Therefore, in any large invitational race (similar in quality to the standardized race), if we can identify the "C-plus", "C-average" and "C-minus" classes, then we can calculate with reasonable precision how fast one race is compared to other ... and we do NOT need to know anything about the individual runners or the race courses!
The assumption is that groups of runners are equal in quality ... and the primary focus is identifying the classes.

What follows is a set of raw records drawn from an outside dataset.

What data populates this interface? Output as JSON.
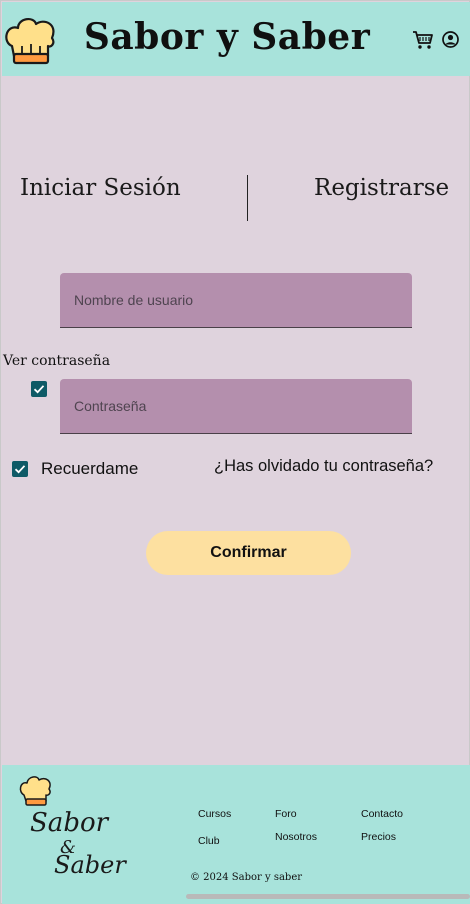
{
  "header": {
    "title": "Sabor y Saber",
    "logo_icon": "chef-hat-icon",
    "cart_icon": "shopping-cart-icon",
    "user_icon": "user-account-icon"
  },
  "tabs": [
    {
      "label": "Iniciar Sesión",
      "active": true
    },
    {
      "label": "Registrarse",
      "active": false
    }
  ],
  "form": {
    "username": {
      "placeholder": "Nombre de usuario",
      "value": ""
    },
    "show_password": {
      "label": "Ver contraseña",
      "checked": true
    },
    "password": {
      "placeholder": "Contraseña",
      "value": ""
    },
    "remember": {
      "label": "Recuerdame",
      "checked": true
    },
    "forgot_link": "¿Has olvidado tu contraseña?",
    "confirm_label": "Confirmar"
  },
  "footer": {
    "links": {
      "cursos": "Cursos",
      "club": "Club",
      "foro": "Foro",
      "nosotros": "Nosotros",
      "contacto": "Contacto",
      "precios": "Precios"
    },
    "copyright": "© 2024 Sabor y saber",
    "logo_line1": "Sabor",
    "logo_line2": "&",
    "logo_line3": "Saber"
  },
  "colors": {
    "header_bg": "#a8e3db",
    "page_bg": "#dfd3dd",
    "input_bg": "#b48fad",
    "checkbox": "#0e5a66",
    "button_bg": "#fde0a0"
  }
}
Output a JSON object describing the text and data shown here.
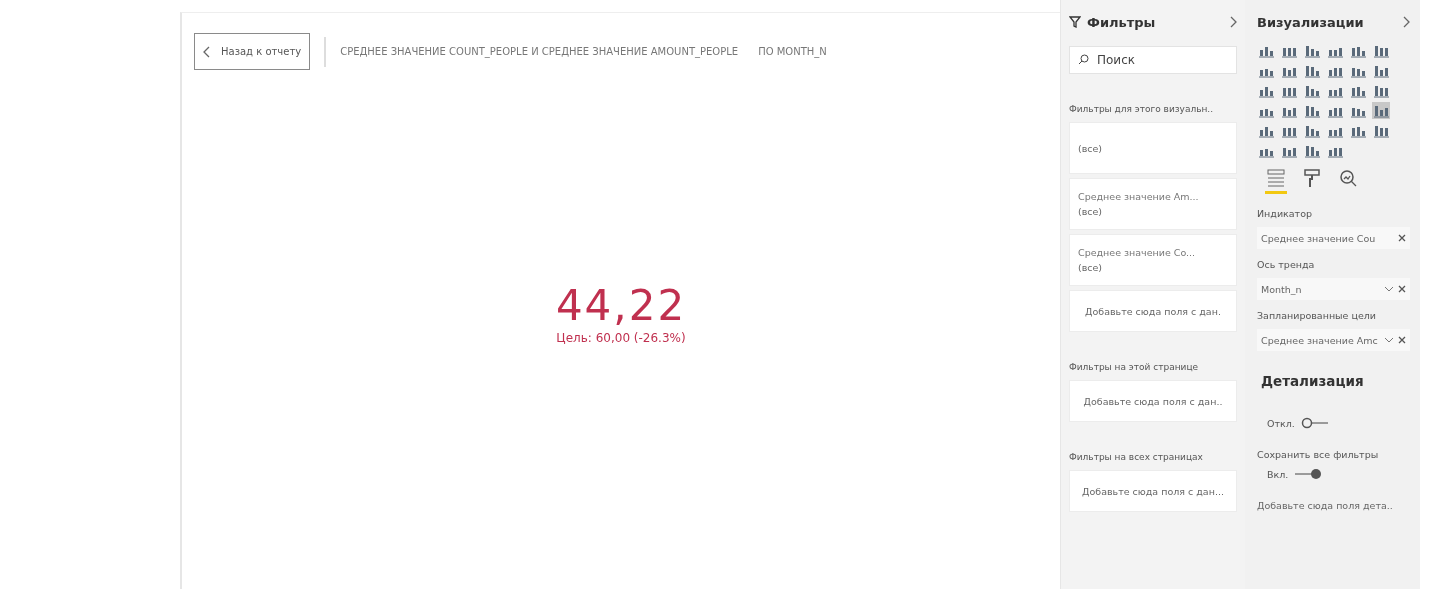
{
  "canvas": {
    "back_button": "Назад к отчету",
    "title": "СРЕДНЕЕ ЗНАЧЕНИЕ COUNT_PEOPLE И СРЕДНЕЕ ЗНАЧЕНИЕ AMOUNT_PEOPLE",
    "title_suffix": "ПО MONTH_N",
    "kpi": {
      "value": "44,22",
      "goal": "Цель: 60,00 (-26.3%)",
      "color": "#c0304f"
    }
  },
  "filters": {
    "title": "Фильтры",
    "search": {
      "placeholder": "Поиск"
    },
    "sections": [
      {
        "heading": "Фильтры для этого визуальн..",
        "cards": [
          {
            "value": "(все)"
          },
          {
            "name": "Среднее значение Am...",
            "value": "(все)"
          },
          {
            "name": "Среднее значение Co...",
            "value": "(все)"
          }
        ],
        "drop_hint": "Добавьте сюда поля с дан."
      },
      {
        "heading": "Фильтры на этой странице",
        "drop_hint": "Добавьте сюда поля с дан.."
      },
      {
        "heading": "Фильтры на всех страницах",
        "drop_hint": "Добавьте сюда поля с дан..."
      }
    ]
  },
  "visualizations": {
    "title": "Визуализации",
    "types": [
      {
        "selected": false
      },
      {
        "selected": false
      },
      {
        "selected": false
      },
      {
        "selected": false
      },
      {
        "selected": false
      },
      {
        "selected": false
      },
      {
        "selected": false
      },
      {
        "selected": false
      },
      {
        "selected": false
      },
      {
        "selected": false
      },
      {
        "selected": false
      },
      {
        "selected": false
      },
      {
        "selected": false
      },
      {
        "selected": false
      },
      {
        "selected": false
      },
      {
        "selected": false
      },
      {
        "selected": false
      },
      {
        "selected": false
      },
      {
        "selected": false
      },
      {
        "selected": false
      },
      {
        "selected": false
      },
      {
        "selected": false
      },
      {
        "selected": false
      },
      {
        "selected": true
      },
      {
        "selected": false
      },
      {
        "selected": false
      },
      {
        "selected": false
      },
      {
        "selected": false
      },
      {
        "selected": false
      },
      {
        "selected": false
      },
      {
        "selected": false
      },
      {
        "selected": false
      },
      {
        "selected": false
      },
      {
        "selected": false
      }
    ],
    "pane_tabs": [
      {
        "selected": true
      },
      {
        "selected": false
      },
      {
        "selected": false
      }
    ],
    "wells": [
      {
        "label": "Индикатор",
        "field": "Среднее значение Cou",
        "dropdown": false
      },
      {
        "label": "Ось тренда",
        "field": "Month_n",
        "dropdown": true
      },
      {
        "label": "Запланированные цели",
        "field": "Среднее значение Amc",
        "dropdown": true
      }
    ],
    "drillthrough": {
      "title": "Детализация",
      "toggles": [
        {
          "state": "Откл.",
          "on": false
        },
        {
          "label": "Сохранить все фильтры",
          "state": "Вкл.",
          "on": true
        }
      ],
      "drop_hint": "Добавьте сюда поля дета.."
    }
  }
}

Direct graphical comparison of races is NOT possible unless that assumption is accurate.
Note ... Graphical interpretation of race results is part statistical and part "art" (which means experience is necessary) ... Sometimes the graphs are obvious in their comparisons (those are the examples posted on this web-site) ... but occasionally, the appropriate interpretation is NOT obvious (usually due to an unbalanced or non-homogenous mix of "A", "B", "C", "D" and "F" runners).
For those viewers who have asked about the computer software I use .... For statistical evaluation, I use a combination of ProStat (Poly Software International), which is also my primary graphing software, and Microsoft Excel ... The actual cross country databases are maintained as WordPerfect Corel Paradox databases ... I have written series of programs (in Microsoft Visual C++) that do a variety of operations such as generating the actual output for placement on web-pages, calculation of speed ratings for entire races, and generating output for uploading into ProStat or Excel.